Deadlock in talks between Mozambique government, ex-rebels

Mozambique's bid to end a conflict with former rebels that has unnerved investors hit an impasse on Wednesday after the group's leader refused to leave his bush camp for talks.

Former rebel leader Afonso Dhlakama has refused to leave his base in the Gorongosa Mountains to meet President Armando Guebuza, unless armed forces withdraw from the area.

"The soldiers surrounding my base are not here to party with me. They want to eliminate me physically. To stop this happening, I will not abandon my base," Dhlakama was quoted as saying by independent daily O Pais.

"I want the meeting... but only if they remove all soldiers and riot police," Dhlakama said after talks with a mediator, Anglican Bishop Dinis Sengulane.

Dhlakama, who led Renamo rebels during Mozambique's brutal 16-year civil war, is demanding a cut of coal and gas revenues as well as changes to election laws and the army.
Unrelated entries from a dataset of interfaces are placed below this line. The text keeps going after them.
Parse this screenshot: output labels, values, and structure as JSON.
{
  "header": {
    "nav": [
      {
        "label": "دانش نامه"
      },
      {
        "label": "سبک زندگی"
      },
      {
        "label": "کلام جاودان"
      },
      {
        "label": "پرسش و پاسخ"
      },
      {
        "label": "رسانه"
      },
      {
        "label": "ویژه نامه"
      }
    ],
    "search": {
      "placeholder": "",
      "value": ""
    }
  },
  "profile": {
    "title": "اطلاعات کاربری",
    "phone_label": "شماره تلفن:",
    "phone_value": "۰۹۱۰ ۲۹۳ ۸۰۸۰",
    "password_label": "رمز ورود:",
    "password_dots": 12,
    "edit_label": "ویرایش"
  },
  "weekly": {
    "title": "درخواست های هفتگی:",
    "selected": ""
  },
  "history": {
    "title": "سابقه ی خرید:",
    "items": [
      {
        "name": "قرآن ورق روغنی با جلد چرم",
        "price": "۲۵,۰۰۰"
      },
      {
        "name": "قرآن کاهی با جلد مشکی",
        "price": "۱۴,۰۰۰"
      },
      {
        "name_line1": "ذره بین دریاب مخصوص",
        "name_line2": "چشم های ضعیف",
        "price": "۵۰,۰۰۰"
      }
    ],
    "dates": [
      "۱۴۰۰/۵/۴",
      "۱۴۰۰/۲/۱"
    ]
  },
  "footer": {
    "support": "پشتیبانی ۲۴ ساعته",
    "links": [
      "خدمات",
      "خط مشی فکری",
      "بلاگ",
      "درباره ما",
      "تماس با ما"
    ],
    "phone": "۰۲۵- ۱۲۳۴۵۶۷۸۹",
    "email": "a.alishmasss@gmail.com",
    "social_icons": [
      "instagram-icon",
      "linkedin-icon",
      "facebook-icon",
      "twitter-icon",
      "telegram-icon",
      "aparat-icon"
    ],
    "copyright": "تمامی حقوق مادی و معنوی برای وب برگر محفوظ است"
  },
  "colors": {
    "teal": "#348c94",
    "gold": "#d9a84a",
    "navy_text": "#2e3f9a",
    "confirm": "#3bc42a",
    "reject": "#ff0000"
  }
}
His forces' recent clashes with government soldiers and attacks on civilian trucks along Mozambique's main highway come at a sensitive time for the southern African country, which is starting to find its feet after the war ended in 1992.

The unrest forced Anglo-Australian mining giant Rio Tinto to suspend coal exports by rail for a few days in June.

The bishop's visit to Gorongosa was the latest in a flurry of attempts by rights and church groups to convince Dhlakama to travel to the capital Maputo for negotiations.

Guebuza remained open to face-to-face talks, his spokesman said Wednesday.

"At this moment the head of state is waiting patiently for the president of Renamo to have the same wish," presidential spokesman Edson Macuacua told a news conference.

But time to solve the stalemate is running out before local polls on November 20.

Renamo is threatening to disrupt the vote unless laws are changed to give them equal representation with the ruling Frelimo party on all election bodies.